Several of us spent the afternoon at the National Museum, walking through our Wikipedia research of Kenya’s history. A former British colony, it has deep ties with both India and the UK. Many of Kenya’s industries are headed by native Kenyans of both Indian and British descent. It is relatively peaceful as of late, and will hopefully remain so after elections this summer.
Later in the evening, Mr. Rao, our tour leader’s (Varsheeni Raghupathy) father-in-law, graciously hosted us for dinner – serving the best fried cauliflower and South African wines. We could not have felt more welcome or excited to start our tour. Later in the week, Mr. Rao showed us around ALPHARAMA, his leather factory – where we saw the process from start to finish – fur removal, pressing and treating it to the client’s specifications, and drying. Did you know that suede is just the inside of the hide facing out? Mr. Rao’s generosity again surfaced when at the end of the tour, offering everyone a sample of leather or a belt or pair of locally beaded sandles (made by IKWETTA, Varsheeni’s company).
(Clockwise from top left: Leather washing machines, pressing, stacks of suede, Ikwetta sandals)
Today we prepped ourselves for our safari in the Masai Mara by visiting the David Sheldrick Elephant Nursery, which takes care of orphaned baby elephants. You can adopt a baby elephant for $50. I adopted one for my nephew, who will receive a portrait of his elephant and monthly updates on his progress. Proceeds go towards offsetting the expenses of caring for the elephants.
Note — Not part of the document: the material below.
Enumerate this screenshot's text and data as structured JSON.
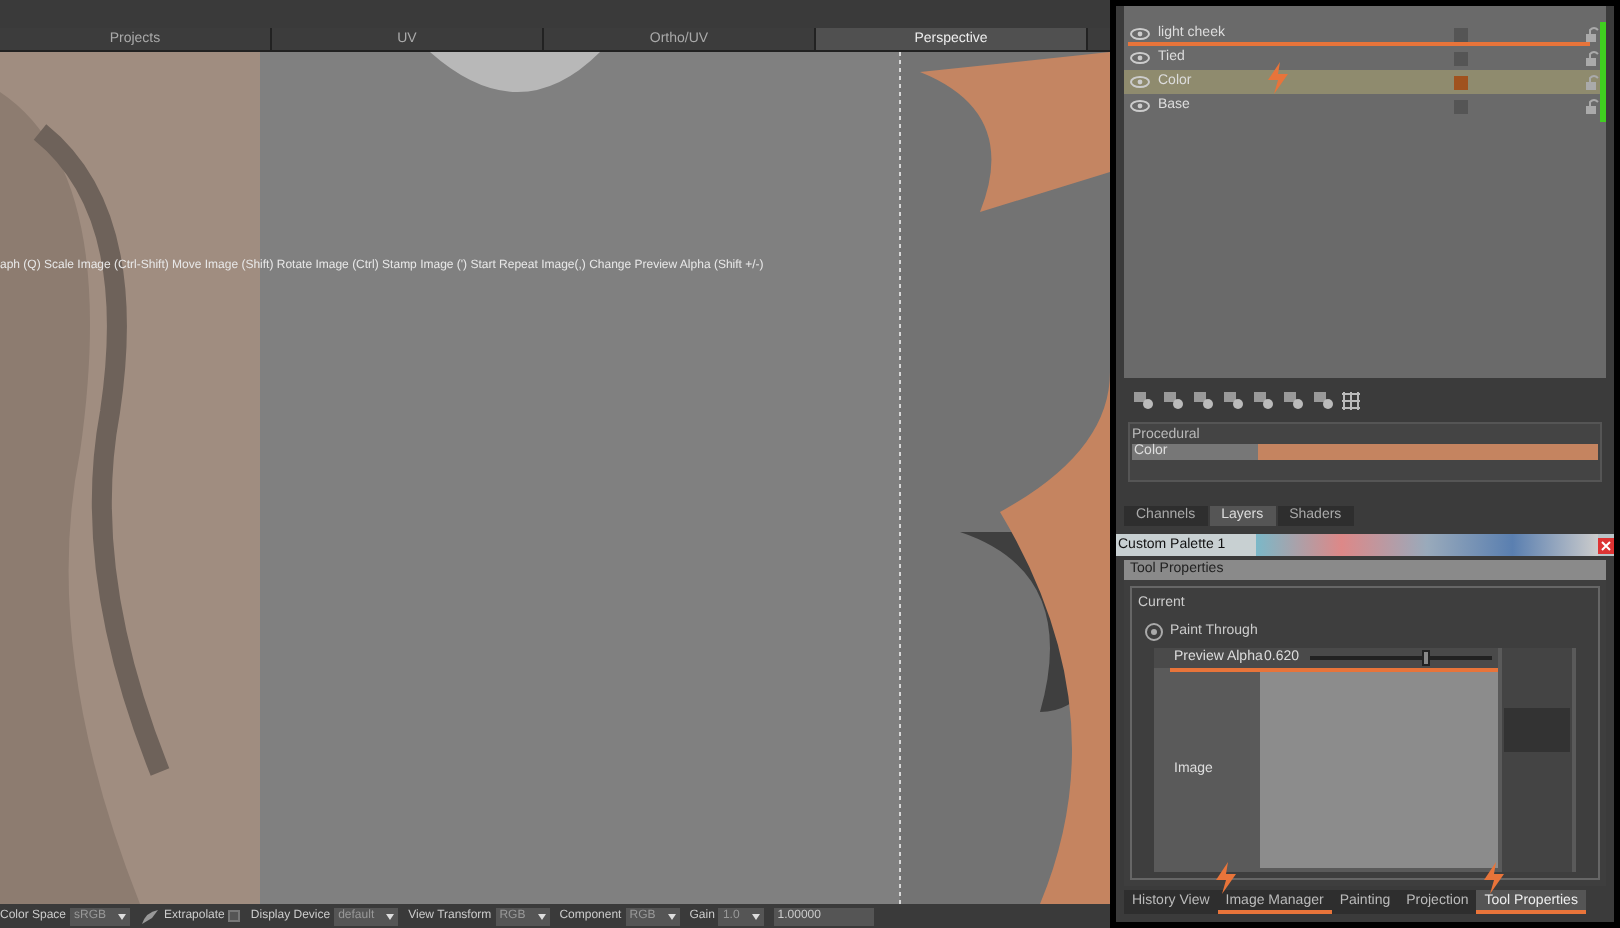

It makes a great gift and can be purchased here.
From there, we went to the beautiful Giraffe Centre. We were immediately smitten by their long eyelashes and graceful gait. Giraffes, while they walk on all fours, walk with both left legs moving forward together followed by both right legs, meaning they are slightly off balance. When running, they run with their front legs and back legs moving together, much how I imagine a unicorn running, as opposed to a galloping horse.
Our evening ended at Flamingo Casino, Nairobi’s largest gaming house, not in terms of square footage, but in terms of tables and slot machines. They have a generous loyalty program and openly cater to their large Chinese client base (Chinese companies have been contracted to contract all the major infrastructure projects currently underway), regularly offering a Chinese buffet and celebrations on major Chinese holidays. One in our group got lucky at a slot machine, winning over 8,000 Shillings. Her seat was promptly occupied by another patron wanting to know what game she had been playing….